It is 9am on a Tuesday and I am in an elevator headed to my office. The elevator holds 14 people, all breathing heavy, the cold air and the fast walk from the train. The elevator is quiet, most eyes fixed on the ever-present screens that dictate – and distract – from so much of life. The only talking is from two men in the back corner of the elevator. “Derek, how are things?” one man asks. “Busy, really busy” – is the reply.” “That’s good, better than the alternative.”
The elevator stops – the 12th floor, my floor – I get out to start my day, already sequencing the replies to the emails that came in over the night. I, too, feel busy. My kids are sick and we need to schedule a doctor’s appointment. My wife is traveling for the second time in a month and I have to grade papers from the final exam I gave last week. Our screen door, which we have long known to be a problem, broke during the last storm and the handy-man gave us a narrow window – all during work hours – for his visit. To top it off, my dog’s shots aren’t up to date and we plan to board her for the holidays. I am busy. I am reactive. Worse, I am stressed. Is it better than the alternative? What is the alternative?
We try to manage our time. We make lists, prioritize, shuffle, cancel, raincheck. We turn our phones to silent, limit screen time, we prioritize and commit to doing things different. And, yet, we feel stuck in an endless loop of answering to inboxes and invoices. We respond. We react. We just can’t get ahead. We know there must be a better way – that the endless quest to achieve ‘balance’ will soon bear fruit. We hope that our lists will get shorter and that a peaceful freedom will emerge – liberating us from ‘have-to’s’ and allowing us to spend our time focused on ‘things that matter.’ Maybe we will even make progress on that long dormant goal – the one thing we know we are supposed to be doing, but can’t seem to start or find time to indulge. We surrender, feeling that fate is not of our making, and simply wait for a day when things will calm down.
It does not have to be this way. (Source: OnBeing, 7 minutes) We have another road to choose, another path that we can travel. M. Scott Peck wrote “Until you value yourself, you will not value your time. Until you value your time, you will not do anything with it.” Could this be a starting point – a legend that helps us move from a life of purposeless busyness and into a life where our time reflects our deepest hungers and motivations? I think so.
Peck suggests we must learn to value ourselves before we can begin traveling this new road. Ugh. “No shit, Mr. M. S. Peck – I wish it were that easy! Can you give me a bit more to work with?”
Before Peck’s command becomes yet another task you have to accomplish before you feel in control of your time, let me offer a bit of a roadmap:
- Make a list of the hats you wear in your life: Parent, child, friend, sibling, spouse, employee, individual (hobbies, interests, goals), homeowner, etc.
- Create a rough hierarchy of the hats you wear – which roles are in the top tier, which are on the second tier, third tier?
- Calculate what percentage of your time you dedicate to each role.
- Analyze whether your time allocation is consistent with the values you hold. (Source: Behavioral Scientist, 6 minutes)
- List out three things that give you energy – exercise, mediation, reading, concerts, sports, friendships.
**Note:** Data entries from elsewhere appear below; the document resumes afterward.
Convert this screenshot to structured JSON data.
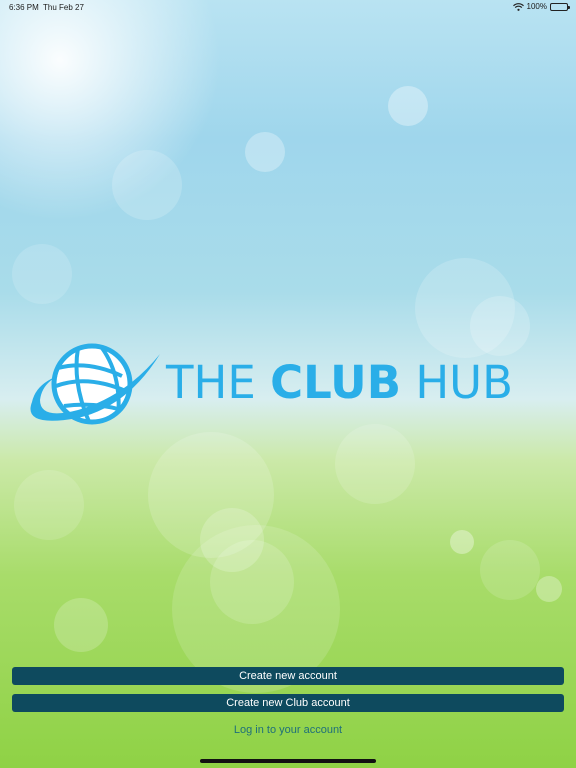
{
  "status_bar": {
    "time": "6:36 PM",
    "date": "Thu Feb 27",
    "battery": "100%"
  },
  "logo": {
    "word_the": "THE",
    "word_club": "CLUB",
    "word_hub": "HUB",
    "color": "#2aaee8"
  },
  "actions": {
    "create_account": "Create new account",
    "create_club_account": "Create new Club account",
    "login": "Log in to your account"
  },
  "colors": {
    "button_bg": "#0e4a5e",
    "button_text": "#ffffff",
    "link_text": "#1f6f7a"
  }
}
Are these present in your life?
This simple roadmap is a good starting point to understanding both where you are putting your time and whether your time is reflective of your values. Like all starting points it is not a panacea – the work of aligning your time with your values is a forever-project, a perpetual journey that is fraught with rocky terrain. It is because of this challenge – because it is so hard – that we must have a framework for matching our values with our time commitments. (Source: Inc., 5 minutes) We must have a North Star to aim for when the inevitable bumps feel like giant boulders, when our time feels anything but our own.
So let us begin by defining our values and assessing our time. And let us to commit to believing that there is something better than busy. Because the alternative to busy does not have to be boredom. The alternative to a mindless busyness can be a purposeful engagement – a freedom found only when our time and our values are working together.
OnBeing Podcast – @onbeing
Behavioral Scientist – @behscientist
Omid Safi – @ostadjaan
Ashley Whillans – @ashleywhillans